Mollie Garfield’s Commemorative Coin

Displayed in the Visitor Center (the converted Carriage House) at James A. Garfield National Historic Site is a beautiful coin donated by Mollie Garfield, daughter of President and Mrs. James A. Garfield.

The coin is an 1881 Morgan Silver dollar. The Morgan dollars were minted from 1878 until 1904 and again in 1921. They were minted in five different U.S. mints: Denver (D), Philadelphia (no mint mark), New Orleans (O), Carson City (CC), and San Francisco (S). They were designed by George T. Morgan and hence named after him. These were the only dollar coins minted throughout this period and were often given as keepsakes (and still are today).  Many wives of soldiers gave one to their husbands to take to war or wherever else they went.  However, few Morgan dollars are ever engraved as Mollie’s is.  Her coin is engraved with the exact date it was minted: September 19, 1881, the day of her father’s death.

This specially-minted coin was given to Mollie Garfield to honor her father's life and commemorate his death.  It was struck on September 19, 1881, the day her father died.  (NPS photo)

This specially-minted coin was given to Mollie Garfield to honor her father’s life and commemorate his death. It was struck on September 19, 1881, the day her father died. (NPS photo)

Mary (Mollie) Garfield was born January 16, 1867, one of seven children born to James and Lucretia Garfield.  She was one of the five Garfield children who lived to adulthood (sister Eliza and brother Edward both died at an early age).  She was raised in Ohio and Washington, D.C. and in 1888, seven years after her father’s death, she married Joseph Stanley-Brown, former personal secretary to President Garfield.  She and her husband eventually settled in Pasadena, California.  Mollie died in 1947 at age 80. 

Of the five Garfield children that survived to adulthood, Mollie was the only daughter.  She and her father were very close.  (Western Reserve Historical Society)

Of the five Garfield children that survived to adulthood, Mollie was the only daughter. She and her father were very close. (Western Reserve Historical Society)

Though this was a specially-engraved, one-time coin to commemorate President James A. Garfield’s death, other coins have been minted to mark former presidents’ deaths. The most common of these coins is the John F. Kennedy half-dollar.
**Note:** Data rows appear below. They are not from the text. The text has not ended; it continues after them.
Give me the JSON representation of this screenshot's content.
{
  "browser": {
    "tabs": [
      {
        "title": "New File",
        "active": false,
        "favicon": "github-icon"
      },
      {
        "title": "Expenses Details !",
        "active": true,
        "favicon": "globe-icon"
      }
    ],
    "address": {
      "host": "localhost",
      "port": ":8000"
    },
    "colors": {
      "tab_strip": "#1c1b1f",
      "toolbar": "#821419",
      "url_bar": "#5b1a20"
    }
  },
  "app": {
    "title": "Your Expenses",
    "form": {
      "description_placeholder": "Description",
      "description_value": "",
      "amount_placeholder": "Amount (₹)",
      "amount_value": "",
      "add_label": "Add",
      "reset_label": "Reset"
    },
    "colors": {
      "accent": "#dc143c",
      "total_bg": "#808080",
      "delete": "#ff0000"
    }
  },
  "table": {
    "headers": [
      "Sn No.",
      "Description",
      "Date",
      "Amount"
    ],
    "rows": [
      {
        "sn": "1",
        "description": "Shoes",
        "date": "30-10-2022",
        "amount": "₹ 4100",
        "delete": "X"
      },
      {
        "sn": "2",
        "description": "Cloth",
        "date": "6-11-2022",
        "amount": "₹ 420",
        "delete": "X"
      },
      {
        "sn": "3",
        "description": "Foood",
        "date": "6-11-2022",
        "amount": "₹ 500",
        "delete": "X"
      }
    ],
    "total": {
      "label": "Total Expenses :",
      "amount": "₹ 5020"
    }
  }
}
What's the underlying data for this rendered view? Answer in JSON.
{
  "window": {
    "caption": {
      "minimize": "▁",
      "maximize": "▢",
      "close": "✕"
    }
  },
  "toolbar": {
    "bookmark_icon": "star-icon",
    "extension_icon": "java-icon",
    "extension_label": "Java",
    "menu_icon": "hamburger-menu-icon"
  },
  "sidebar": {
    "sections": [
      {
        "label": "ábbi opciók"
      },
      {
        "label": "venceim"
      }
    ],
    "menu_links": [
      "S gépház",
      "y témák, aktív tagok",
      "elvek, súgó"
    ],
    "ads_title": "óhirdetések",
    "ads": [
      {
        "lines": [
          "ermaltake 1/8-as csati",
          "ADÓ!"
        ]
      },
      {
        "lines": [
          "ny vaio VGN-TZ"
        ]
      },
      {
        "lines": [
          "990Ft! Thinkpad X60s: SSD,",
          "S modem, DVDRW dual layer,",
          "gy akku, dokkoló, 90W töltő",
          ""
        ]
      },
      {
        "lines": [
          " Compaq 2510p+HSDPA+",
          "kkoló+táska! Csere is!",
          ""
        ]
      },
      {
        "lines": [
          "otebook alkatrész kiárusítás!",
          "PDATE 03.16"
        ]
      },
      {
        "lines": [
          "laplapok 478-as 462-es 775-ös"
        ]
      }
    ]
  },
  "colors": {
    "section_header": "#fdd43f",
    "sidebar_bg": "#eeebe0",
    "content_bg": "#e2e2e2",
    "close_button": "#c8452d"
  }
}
The coin was proposed a month after President Kennedy’s assassination and the bill to strike the coin was quickly passed.  Jacqueline Kennedy, President Kennedy’s widow, was given the choice to have her late husband’s portrait on the half-dollar, dollar, or quarter.  She chose the half-dollar, replacing Benjamin Franklin’s likeness on the coin.  The first Kennedy half-dollars were struck in 1964 and are still being struck today.

While the death of a president is important, so is his birth.  This is exemplified by the Lincoln cent, first introduced in 1909 on the centennial of Lincoln’s birth.  When these cents were first introduced, the back of the coin depicted two pieces of wheat.  This was changed to an image of the Lincoln Memorial in 1959 during the sesquicentennial of Lincoln’s birth.  In 2009, to honor the bicentennial, the U.S. Mint produced four different backs on the penny showing Lincoln during four different stages of his life.  The first features a log cabin, representing his birth and early childhood in Kentucky.  Second is his formative years in Indiana, showing him sitting on a log.  Next, his professional life in Illinois is interpreted with an image of Lincoln in front of the Illinois State Capitol.  Finally, the U.S. Capitol represents his presidency.

Though President Garfield never had a coin (other than Mollie’s) struck to honor his death or birth, he is depicted on one coin.  The new gold dollars depict former presidents, starting with George Washington in 2007.  Four coins were released each year, with Garfield, the 20th President, going into circulation in late 2011.

The James A. Garfield presidential dollar was officially released into circulation at a November 17, 2011 ceremony held at James A. Garfield National Historic Site.  (U.S. Treasury image)

The James A. Garfield presidential dollar was officially released into circulation at a November 17, 2011 ceremony held at James A. Garfield National Historic Site. (U.S. Treasury image)

Coins can be looked at in one of two ways. The first is looking at them purely as forms of currency. The second is one that coin collectors and a few others can understand and appreciate. This is looking at coins as pieces of history, things that will be preserved for many years honoring an important person or occasion. This is the way I view my coins, and perhaps the next time someone hands you change, you will consider yours in the same light.

-Samuel Fuller, age 17, Cleveland, Ohio-Volunteer Contributor